[Stored data entries]
────────────────────
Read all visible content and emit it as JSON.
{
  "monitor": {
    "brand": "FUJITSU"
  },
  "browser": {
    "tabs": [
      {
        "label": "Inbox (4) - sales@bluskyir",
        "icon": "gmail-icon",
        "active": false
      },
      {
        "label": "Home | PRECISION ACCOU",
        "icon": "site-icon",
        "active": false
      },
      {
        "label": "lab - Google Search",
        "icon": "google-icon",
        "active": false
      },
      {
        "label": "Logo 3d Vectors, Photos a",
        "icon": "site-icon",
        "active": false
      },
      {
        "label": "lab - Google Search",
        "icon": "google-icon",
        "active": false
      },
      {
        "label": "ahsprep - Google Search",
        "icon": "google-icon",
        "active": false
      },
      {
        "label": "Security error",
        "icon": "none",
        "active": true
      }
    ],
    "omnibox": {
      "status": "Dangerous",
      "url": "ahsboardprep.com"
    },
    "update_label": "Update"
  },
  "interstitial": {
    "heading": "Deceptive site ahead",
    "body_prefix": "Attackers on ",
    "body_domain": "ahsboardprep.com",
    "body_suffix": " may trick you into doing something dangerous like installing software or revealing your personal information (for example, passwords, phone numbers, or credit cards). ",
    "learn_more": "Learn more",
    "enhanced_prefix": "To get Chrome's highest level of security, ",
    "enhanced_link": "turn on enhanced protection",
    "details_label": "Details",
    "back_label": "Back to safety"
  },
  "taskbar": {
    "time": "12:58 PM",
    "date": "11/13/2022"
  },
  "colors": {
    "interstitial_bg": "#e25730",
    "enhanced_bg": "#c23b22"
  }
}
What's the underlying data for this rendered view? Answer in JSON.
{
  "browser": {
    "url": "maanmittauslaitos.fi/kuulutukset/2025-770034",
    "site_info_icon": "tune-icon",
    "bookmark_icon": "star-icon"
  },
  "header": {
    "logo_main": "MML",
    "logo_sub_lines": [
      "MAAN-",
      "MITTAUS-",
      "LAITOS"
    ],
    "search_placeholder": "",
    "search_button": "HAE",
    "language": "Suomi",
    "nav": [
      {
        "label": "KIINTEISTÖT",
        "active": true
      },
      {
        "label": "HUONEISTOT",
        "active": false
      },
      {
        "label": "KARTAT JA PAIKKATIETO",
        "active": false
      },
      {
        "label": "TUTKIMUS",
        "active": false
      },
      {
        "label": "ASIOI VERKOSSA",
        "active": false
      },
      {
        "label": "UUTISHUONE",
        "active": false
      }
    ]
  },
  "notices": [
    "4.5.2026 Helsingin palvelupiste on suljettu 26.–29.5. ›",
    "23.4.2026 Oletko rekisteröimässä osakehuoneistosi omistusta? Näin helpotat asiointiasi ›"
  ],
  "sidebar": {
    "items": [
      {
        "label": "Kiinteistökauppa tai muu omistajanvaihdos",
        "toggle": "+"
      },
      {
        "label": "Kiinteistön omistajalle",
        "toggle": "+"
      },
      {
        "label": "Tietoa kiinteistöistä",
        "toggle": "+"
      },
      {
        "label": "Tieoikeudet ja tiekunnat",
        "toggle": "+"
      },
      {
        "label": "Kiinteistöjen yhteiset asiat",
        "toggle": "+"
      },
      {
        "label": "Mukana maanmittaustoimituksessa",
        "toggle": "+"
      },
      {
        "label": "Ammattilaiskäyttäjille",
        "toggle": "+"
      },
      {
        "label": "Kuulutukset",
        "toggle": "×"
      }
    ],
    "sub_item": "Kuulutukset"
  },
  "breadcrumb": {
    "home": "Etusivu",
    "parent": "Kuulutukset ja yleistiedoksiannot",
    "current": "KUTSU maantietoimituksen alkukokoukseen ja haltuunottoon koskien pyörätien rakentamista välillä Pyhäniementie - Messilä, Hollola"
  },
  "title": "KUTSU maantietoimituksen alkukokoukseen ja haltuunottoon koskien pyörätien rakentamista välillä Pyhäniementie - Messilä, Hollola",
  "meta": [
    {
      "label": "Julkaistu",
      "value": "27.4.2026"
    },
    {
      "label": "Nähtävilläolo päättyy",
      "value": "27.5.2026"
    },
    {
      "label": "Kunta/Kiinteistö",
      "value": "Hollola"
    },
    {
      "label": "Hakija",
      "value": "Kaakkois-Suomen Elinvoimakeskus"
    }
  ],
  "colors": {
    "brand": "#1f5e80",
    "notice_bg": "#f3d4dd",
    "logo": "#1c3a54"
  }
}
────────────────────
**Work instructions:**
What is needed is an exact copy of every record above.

**Task response:**
Read all visible content and emit it as JSON.
{
  "monitor": {
    "brand": "FUJITSU"
  },
  "browser": {
    "tabs": [
      {
        "label": "Inbox (4) - sales@bluskyir",
        "icon": "gmail-icon",
        "active": false
      },
      {
        "label": "Home | PRECISION ACCOU",
        "icon": "site-icon",
        "active": false
      },
      {
        "label": "lab - Google Search",
        "icon": "google-icon",
        "active": false
      },
      {
        "label": "Logo 3d Vectors, Photos a",
        "icon": "site-icon",
        "active": false
      },
      {
        "label": "lab - Google Search",
        "icon": "google-icon",
        "active": false
      },
      {
        "label": "ahsprep - Google Search",
        "icon": "google-icon",
        "active": false
      },
      {
        "label": "Security error",
        "icon": "none",
        "active": true
      }
    ],
    "omnibox": {
      "status": "Dangerous",
      "url": "ahsboardprep.com"
    },
    "update_label": "Update"
  },
  "interstitial": {
    "heading": "Deceptive site ahead",
    "body_prefix": "Attackers on ",
    "body_domain": "ahsboardprep.com",
    "body_suffix": " may trick you into doing something dangerous like installing software or revealing your personal information (for example, passwords, phone numbers, or credit cards). ",
    "learn_more": "Learn more",
    "enhanced_prefix": "To get Chrome's highest level of security, ",
    "enhanced_link": "turn on enhanced protection",
    "details_label": "Details",
    "back_label": "Back to safety"
  },
  "taskbar": {
    "time": "12:58 PM",
    "date": "11/13/2022"
  },
  "colors": {
    "interstitial_bg": "#e25730",
    "enhanced_bg": "#c23b22"
  }
}
What's the underlying data for this rendered view? Answer in JSON.
{
  "browser": {
    "url": "maanmittauslaitos.fi/kuulutukset/2025-770034",
    "site_info_icon": "tune-icon",
    "bookmark_icon": "star-icon"
  },
  "header": {
    "logo_main": "MML",
    "logo_sub_lines": [
      "MAAN-",
      "MITTAUS-",
      "LAITOS"
    ],
    "search_placeholder": "",
    "search_button": "HAE",
    "language": "Suomi",
    "nav": [
      {
        "label": "KIINTEISTÖT",
        "active": true
      },
      {
        "label": "HUONEISTOT",
        "active": false
      },
      {
        "label": "KARTAT JA PAIKKATIETO",
        "active": false
      },
      {
        "label": "TUTKIMUS",
        "active": false
      },
      {
        "label": "ASIOI VERKOSSA",
        "active": false
      },
      {
        "label": "UUTISHUONE",
        "active": false
      }
    ]
  },
  "notices": [
    "4.5.2026 Helsingin palvelupiste on suljettu 26.–29.5. ›",
    "23.4.2026 Oletko rekisteröimässä osakehuoneistosi omistusta? Näin helpotat asiointiasi ›"
  ],
  "sidebar": {
    "items": [
      {
        "label": "Kiinteistökauppa tai muu omistajanvaihdos",
        "toggle": "+"
      },
      {
        "label": "Kiinteistön omistajalle",
        "toggle": "+"
      },
      {
        "label": "Tietoa kiinteistöistä",
        "toggle": "+"
      },
      {
        "label": "Tieoikeudet ja tiekunnat",
        "toggle": "+"
      },
      {
        "label": "Kiinteistöjen yhteiset asiat",
        "toggle": "+"
      },
      {
        "label": "Mukana maanmittaustoimituksessa",
        "toggle": "+"
      },
      {
        "label": "Ammattilaiskäyttäjille",
        "toggle": "+"
      },
      {
        "label": "Kuulutukset",
        "toggle": "×"
      }
    ],
    "sub_item": "Kuulutukset"
  },
  "breadcrumb": {
    "home": "Etusivu",
    "parent": "Kuulutukset ja yleistiedoksiannot",
    "current": "KUTSU maantietoimituksen alkukokoukseen ja haltuunottoon koskien pyörätien rakentamista välillä Pyhäniementie - Messilä, Hollola"
  },
  "title": "KUTSU maantietoimituksen alkukokoukseen ja haltuunottoon koskien pyörätien rakentamista välillä Pyhäniementie - Messilä, Hollola",
  "meta": [
    {
      "label": "Julkaistu",
      "value": "27.4.2026"
    },
    {
      "label": "Nähtävilläolo päättyy",
      "value": "27.5.2026"
    },
    {
      "label": "Kunta/Kiinteistö",
      "value": "Hollola"
    },
    {
      "label": "Hakija",
      "value": "Kaakkois-Suomen Elinvoimakeskus"
    }
  ],
  "colors": {
    "brand": "#1f5e80",
    "notice_bg": "#f3d4dd",
    "logo": "#1c3a54"
  }
}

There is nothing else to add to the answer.